* [Data under study]
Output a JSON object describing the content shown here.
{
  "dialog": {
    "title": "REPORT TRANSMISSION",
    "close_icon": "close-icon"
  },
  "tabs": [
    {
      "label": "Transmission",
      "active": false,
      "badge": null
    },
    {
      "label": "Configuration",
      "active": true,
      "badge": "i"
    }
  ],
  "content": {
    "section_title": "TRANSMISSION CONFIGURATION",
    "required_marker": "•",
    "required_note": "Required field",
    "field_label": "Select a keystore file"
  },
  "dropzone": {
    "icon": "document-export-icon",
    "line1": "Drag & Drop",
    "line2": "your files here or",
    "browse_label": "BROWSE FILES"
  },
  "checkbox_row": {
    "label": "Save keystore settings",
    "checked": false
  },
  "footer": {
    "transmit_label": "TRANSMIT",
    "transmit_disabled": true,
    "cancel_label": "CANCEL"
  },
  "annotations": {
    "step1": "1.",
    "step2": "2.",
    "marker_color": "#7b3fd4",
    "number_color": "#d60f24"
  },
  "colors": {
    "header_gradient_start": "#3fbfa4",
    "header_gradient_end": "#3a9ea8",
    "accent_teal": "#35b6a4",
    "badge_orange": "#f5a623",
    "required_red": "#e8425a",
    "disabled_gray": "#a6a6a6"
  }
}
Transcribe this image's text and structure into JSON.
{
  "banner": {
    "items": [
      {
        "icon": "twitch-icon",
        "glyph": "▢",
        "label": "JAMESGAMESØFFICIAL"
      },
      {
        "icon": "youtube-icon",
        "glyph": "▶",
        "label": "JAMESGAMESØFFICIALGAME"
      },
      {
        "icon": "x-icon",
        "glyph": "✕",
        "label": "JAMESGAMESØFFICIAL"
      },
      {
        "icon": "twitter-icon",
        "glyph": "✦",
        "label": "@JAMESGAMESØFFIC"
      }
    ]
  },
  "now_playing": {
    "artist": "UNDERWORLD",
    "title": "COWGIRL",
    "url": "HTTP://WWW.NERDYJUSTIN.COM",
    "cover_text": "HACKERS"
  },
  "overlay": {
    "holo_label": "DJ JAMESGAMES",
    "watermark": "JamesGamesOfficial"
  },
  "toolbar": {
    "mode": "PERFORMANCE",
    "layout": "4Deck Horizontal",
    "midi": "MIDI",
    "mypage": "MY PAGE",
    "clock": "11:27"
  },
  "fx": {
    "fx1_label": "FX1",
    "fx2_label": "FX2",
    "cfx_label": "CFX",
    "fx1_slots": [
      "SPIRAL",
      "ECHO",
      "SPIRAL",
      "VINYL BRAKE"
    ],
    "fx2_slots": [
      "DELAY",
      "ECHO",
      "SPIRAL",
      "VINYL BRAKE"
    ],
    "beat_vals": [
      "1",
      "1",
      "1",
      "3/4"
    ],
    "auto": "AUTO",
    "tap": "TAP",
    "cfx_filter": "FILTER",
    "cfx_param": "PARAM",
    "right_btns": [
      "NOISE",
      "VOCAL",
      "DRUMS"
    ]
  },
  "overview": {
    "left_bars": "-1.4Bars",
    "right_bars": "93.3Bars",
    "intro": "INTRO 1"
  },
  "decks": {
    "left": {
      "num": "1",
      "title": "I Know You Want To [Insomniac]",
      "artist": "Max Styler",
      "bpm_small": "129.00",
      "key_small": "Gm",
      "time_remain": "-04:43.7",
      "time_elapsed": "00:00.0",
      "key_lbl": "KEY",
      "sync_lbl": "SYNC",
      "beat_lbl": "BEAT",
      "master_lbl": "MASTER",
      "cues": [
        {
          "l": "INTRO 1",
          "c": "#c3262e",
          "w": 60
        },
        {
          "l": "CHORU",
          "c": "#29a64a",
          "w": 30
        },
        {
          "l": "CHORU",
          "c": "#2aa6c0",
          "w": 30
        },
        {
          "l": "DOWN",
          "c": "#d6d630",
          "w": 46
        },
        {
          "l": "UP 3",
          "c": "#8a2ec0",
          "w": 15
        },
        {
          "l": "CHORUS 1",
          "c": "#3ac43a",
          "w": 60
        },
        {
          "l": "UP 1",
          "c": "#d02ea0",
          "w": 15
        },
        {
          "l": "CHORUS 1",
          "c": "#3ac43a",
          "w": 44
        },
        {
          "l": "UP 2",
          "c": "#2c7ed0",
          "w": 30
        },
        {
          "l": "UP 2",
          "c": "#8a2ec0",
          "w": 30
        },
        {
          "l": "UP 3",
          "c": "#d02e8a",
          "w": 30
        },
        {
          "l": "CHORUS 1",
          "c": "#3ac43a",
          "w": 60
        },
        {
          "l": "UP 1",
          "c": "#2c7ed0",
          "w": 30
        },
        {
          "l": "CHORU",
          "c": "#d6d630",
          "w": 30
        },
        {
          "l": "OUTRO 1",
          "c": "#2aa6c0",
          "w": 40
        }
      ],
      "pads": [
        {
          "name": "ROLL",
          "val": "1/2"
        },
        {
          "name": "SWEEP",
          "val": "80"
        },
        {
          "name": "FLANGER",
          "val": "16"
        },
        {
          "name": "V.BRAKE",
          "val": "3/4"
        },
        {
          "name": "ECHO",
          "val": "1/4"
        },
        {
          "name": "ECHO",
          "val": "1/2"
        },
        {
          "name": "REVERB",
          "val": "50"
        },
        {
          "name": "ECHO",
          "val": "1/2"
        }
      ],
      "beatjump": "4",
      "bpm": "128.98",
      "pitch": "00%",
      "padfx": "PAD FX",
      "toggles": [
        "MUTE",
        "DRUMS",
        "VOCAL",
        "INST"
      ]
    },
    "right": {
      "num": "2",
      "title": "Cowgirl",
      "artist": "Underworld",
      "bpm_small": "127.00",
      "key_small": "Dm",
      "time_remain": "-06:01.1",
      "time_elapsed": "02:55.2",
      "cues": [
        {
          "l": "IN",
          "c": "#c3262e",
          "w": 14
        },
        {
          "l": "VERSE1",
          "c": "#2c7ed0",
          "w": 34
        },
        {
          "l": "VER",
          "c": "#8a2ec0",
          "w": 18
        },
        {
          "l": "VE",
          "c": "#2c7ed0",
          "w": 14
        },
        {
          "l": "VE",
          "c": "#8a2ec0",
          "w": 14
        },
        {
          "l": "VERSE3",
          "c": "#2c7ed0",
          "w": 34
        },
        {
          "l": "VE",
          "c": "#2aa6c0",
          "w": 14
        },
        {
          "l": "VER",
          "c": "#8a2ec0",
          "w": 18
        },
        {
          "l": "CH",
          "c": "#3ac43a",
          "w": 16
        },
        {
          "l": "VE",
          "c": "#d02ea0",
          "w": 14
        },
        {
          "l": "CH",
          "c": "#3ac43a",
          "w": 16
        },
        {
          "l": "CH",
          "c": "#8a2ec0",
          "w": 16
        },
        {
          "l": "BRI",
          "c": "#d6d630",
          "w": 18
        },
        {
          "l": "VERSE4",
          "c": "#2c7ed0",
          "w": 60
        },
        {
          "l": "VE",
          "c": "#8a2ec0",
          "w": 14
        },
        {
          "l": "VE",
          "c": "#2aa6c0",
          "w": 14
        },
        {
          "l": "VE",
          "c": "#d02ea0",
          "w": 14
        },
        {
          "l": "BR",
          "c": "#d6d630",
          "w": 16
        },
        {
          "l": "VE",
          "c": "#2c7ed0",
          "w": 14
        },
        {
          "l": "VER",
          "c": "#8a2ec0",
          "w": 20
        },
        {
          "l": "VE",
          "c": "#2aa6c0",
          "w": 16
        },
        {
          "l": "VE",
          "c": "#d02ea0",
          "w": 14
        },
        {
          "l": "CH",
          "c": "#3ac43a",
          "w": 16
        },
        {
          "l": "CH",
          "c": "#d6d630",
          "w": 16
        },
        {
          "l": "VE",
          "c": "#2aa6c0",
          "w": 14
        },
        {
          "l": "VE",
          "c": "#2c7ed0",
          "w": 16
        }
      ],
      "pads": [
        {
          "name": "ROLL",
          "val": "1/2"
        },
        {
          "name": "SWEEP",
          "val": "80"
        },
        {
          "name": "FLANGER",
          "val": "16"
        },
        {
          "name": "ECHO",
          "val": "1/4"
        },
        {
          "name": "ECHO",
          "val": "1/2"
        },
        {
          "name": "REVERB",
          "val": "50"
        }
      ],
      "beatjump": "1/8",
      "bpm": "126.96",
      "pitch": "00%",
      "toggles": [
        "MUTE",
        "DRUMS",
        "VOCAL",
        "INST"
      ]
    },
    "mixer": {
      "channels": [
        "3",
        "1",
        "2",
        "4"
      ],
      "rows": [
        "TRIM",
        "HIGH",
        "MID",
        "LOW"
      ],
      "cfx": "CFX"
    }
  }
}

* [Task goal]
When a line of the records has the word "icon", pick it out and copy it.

* [Response for this exercise]
    "close_icon": "close-icon"
    "icon": "document-export-icon",
        "icon": "twitch-icon",
        "icon": "youtube-icon",
        "icon": "x-icon",
        "icon": "twitter-icon",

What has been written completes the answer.